I took pictures and meant to post about last December's 18-inch-deep blizzard, but never got around to it. Then, a couple of days ago, we got 33 inches in 24 hours or so. On Thursday night, the library looked like Grand Central Station (or, to use my mother's inimitable expression about the grocery store just before the December storm, like the Post Office on April 15th). Friday afternoon was when the storm was scheduled to begin; I got home around noon-ish, feeling like it was Christmas or something. On Saturday afternoon, I finally got around to taking a few pictures:
The above is our "deck;" it's more like a balcony, and often we keep plants on it. In the summer, for instance. For your information, there are no plants on it in this picture; the snow really is up to the railings like that. Here, you can see it better in this one (those plant silhouettes are from plants on the inside of the building):
I wasn't sure if you could get the idea just from the pictures of the back, so I took a couple of pictures out the front door:
This really doesn't give you a good idea at all of how deep it is on the cars, but a photographer with a nearly-full card can only do so much. Now that I've uploaded these, I can take some more. That snow bank at the back of the parking lot, below the fir tree, is approximately as high as an SUV. No, come to think of it, actually a little higher.
I really do love the snow. Can't tell you why, other than that when I was a little girl in Idaho, I loved walking through the snow that was as deep as my thighs (remember, I was short-- also, it snowed more then) and I still kind of miss it. I especially love how bright it is.
We did have a bit of drama when my sister got sick on Saturday night and couldn't really talk and Mom got super-worried and called an ambulance (because, we were clearly NOT going to be able to just drive her to the doctor's office); she is fine now, but quite tired, and no, we have no idea what was wrong.
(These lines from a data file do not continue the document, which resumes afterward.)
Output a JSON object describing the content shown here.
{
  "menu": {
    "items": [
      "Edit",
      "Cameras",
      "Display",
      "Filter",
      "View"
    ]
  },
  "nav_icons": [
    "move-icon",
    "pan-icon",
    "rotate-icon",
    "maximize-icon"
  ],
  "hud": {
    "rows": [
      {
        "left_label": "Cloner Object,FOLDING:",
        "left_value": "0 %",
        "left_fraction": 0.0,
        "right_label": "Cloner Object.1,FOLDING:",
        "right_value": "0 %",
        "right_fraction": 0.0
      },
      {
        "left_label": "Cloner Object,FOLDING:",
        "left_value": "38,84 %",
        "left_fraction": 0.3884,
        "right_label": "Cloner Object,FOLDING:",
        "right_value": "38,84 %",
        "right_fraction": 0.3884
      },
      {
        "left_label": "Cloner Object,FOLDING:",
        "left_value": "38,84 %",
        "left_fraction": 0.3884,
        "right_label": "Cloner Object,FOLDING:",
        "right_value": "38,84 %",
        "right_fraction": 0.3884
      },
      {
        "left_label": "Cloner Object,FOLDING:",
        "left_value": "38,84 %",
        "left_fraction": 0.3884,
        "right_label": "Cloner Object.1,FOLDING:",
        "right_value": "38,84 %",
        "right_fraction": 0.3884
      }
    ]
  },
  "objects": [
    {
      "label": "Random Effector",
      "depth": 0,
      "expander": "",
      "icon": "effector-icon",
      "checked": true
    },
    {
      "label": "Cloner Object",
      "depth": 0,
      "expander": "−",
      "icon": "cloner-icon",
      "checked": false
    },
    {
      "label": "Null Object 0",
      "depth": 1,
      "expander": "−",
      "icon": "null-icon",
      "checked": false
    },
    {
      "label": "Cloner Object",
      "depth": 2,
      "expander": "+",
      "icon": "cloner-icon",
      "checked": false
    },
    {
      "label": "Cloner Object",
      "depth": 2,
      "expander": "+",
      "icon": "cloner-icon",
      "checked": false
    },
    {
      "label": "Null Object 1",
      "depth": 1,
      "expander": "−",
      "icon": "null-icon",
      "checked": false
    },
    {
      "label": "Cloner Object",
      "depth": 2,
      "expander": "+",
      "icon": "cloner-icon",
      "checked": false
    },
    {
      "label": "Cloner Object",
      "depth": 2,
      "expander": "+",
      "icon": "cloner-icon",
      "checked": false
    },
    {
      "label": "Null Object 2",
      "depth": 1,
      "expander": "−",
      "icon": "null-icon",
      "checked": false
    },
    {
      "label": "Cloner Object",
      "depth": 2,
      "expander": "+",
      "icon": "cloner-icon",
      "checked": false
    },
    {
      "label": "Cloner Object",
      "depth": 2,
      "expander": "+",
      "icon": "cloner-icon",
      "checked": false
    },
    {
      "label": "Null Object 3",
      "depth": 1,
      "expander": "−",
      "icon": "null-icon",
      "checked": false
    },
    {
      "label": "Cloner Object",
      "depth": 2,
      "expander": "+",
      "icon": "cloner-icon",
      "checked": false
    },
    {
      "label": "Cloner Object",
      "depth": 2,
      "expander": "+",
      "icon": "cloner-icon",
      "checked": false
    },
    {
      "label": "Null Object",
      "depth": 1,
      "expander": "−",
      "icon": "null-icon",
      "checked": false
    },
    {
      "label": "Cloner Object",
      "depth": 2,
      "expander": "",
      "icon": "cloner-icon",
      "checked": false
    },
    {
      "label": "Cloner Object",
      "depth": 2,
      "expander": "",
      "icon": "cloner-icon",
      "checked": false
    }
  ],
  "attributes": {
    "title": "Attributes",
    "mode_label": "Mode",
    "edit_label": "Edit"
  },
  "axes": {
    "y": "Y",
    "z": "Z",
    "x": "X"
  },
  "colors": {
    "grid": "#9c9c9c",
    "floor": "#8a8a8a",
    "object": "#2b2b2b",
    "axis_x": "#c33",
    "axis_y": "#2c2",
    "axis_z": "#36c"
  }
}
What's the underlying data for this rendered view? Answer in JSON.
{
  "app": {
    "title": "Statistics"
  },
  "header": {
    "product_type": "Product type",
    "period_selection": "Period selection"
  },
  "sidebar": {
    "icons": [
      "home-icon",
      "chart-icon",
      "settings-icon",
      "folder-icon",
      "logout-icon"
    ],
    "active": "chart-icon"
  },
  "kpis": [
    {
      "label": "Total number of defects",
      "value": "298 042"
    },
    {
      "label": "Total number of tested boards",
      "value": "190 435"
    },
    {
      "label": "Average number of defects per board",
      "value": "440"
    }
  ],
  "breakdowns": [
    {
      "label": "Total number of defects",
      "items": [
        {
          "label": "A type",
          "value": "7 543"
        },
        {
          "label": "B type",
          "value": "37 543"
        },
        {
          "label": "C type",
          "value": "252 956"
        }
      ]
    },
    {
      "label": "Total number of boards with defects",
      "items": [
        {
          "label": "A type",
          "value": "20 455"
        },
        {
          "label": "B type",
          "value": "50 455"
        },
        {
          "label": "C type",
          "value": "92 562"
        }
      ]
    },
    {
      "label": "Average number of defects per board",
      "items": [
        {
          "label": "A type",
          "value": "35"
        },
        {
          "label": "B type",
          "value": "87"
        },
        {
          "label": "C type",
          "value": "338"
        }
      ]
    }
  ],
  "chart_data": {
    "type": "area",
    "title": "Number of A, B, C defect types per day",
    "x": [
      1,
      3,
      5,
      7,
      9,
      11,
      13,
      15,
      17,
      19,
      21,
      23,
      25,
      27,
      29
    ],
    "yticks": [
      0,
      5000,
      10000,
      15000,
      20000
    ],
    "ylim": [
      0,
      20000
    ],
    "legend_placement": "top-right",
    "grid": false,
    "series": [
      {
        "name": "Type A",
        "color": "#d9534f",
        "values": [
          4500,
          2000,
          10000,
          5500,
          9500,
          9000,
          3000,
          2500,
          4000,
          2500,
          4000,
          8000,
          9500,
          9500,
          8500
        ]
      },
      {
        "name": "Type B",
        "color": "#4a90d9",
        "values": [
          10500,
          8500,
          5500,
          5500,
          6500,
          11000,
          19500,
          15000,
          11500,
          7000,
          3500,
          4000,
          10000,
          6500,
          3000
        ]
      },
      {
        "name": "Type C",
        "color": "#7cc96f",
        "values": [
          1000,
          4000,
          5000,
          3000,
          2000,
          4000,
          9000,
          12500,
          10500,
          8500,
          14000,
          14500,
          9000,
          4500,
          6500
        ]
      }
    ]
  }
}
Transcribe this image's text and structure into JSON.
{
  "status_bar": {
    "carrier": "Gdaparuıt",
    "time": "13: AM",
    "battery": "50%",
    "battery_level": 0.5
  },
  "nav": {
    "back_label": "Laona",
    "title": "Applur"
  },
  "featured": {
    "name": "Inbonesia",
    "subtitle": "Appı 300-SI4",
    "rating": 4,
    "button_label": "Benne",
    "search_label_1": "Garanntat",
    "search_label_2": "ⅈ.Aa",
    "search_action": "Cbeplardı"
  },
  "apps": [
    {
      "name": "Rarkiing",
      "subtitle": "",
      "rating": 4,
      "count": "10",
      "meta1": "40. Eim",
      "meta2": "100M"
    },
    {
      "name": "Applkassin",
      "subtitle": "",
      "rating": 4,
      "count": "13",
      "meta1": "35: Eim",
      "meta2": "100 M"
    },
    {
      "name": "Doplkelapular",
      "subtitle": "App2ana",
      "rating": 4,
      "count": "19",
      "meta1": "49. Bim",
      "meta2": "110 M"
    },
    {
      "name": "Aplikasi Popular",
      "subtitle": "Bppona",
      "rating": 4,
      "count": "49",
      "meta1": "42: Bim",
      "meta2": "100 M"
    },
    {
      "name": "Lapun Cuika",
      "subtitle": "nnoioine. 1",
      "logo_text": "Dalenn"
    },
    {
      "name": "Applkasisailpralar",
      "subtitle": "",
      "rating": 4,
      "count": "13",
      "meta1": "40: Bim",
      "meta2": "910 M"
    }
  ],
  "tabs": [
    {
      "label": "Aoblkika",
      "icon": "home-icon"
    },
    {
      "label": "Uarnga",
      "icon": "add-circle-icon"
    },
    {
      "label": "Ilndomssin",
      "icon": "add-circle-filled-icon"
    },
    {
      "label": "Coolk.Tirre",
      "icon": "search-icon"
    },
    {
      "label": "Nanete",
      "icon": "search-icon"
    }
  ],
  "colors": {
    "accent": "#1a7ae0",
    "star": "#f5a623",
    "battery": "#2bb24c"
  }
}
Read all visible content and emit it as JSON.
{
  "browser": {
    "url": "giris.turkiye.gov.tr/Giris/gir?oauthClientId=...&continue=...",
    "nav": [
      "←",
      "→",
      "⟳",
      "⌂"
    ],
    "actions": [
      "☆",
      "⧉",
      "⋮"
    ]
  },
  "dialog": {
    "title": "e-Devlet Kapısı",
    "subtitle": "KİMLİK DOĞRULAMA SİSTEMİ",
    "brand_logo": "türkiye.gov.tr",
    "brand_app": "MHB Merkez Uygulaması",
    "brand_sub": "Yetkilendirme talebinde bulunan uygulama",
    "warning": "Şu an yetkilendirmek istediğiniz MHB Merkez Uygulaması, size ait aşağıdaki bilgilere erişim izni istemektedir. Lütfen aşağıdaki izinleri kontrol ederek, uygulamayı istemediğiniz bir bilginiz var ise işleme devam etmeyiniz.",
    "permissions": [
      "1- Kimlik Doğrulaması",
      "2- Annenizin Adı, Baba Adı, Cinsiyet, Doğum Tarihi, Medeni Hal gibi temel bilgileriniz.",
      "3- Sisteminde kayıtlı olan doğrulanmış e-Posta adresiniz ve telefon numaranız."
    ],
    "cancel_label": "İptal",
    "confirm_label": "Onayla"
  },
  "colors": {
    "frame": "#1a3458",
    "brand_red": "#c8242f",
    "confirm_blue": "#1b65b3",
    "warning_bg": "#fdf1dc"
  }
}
She was going to go to her regular doctor's office today, to get checked out, but-- surprise!-- they're closed. As is the Federal Government, which means that she doesn't have to take sick leave, being sick. Blessings abound! Also, since the ambulance came with a snow-plough in tow, we have one of the few ploughed streets in the area. Which is nice. And also means that several of the folks who live down the hill from us, whose road hasn't been ploughed, chose to park in our lot rather than risk going down hill again. That's why we had SUVs randomly sitting next to the snowbank, next to the fir tree, handily giving me a basis for comparison so that I can impress you all with how deep the snow REALLY is. (Oh, and to answer the question I'm sure you will ask: Ivy is hoping to go to the doctor's office tomorrow. She has announced that, snow day or not, she isn't going back to work until she's been checked out. Most sensible of her, I say.)
Also, tomorrow we are getting another light storm, originally predicted to be 6 inches-- now they're saying 8. Ivy (my sister) and I are kind of thinking that it's possible we'll get another snow day. No telling for sure.
Now I must needs get down and help Dad again. Because of the ambulance emergency, we do have one car dug out, and (more blessings!) Mom already left for a work trip and Dad is going out to Utah for a family thing tomorrow, which means (this is the blessing part) we don't really need that much in terms of car-age. Still, it would be nice if Ivy and I didn't have to coordinate to try to get us both to and from work and, for me, school, so Dad and I are trying to get Mom's car out. Dad decided to just gamble and try to drive it over the snow which hadn't been removed yet. He lost. We're now trying to dig out under the car. Also, Ivy suggested that I might walk to the grocery store for more peanut butter chips (being good Mormons-- meaning, in this instance, that we keep enough food stored to last several months-- that's the only thing we don't have on hand for a Perfectly Delightful Winter Storm Snow-in). Wish me luck.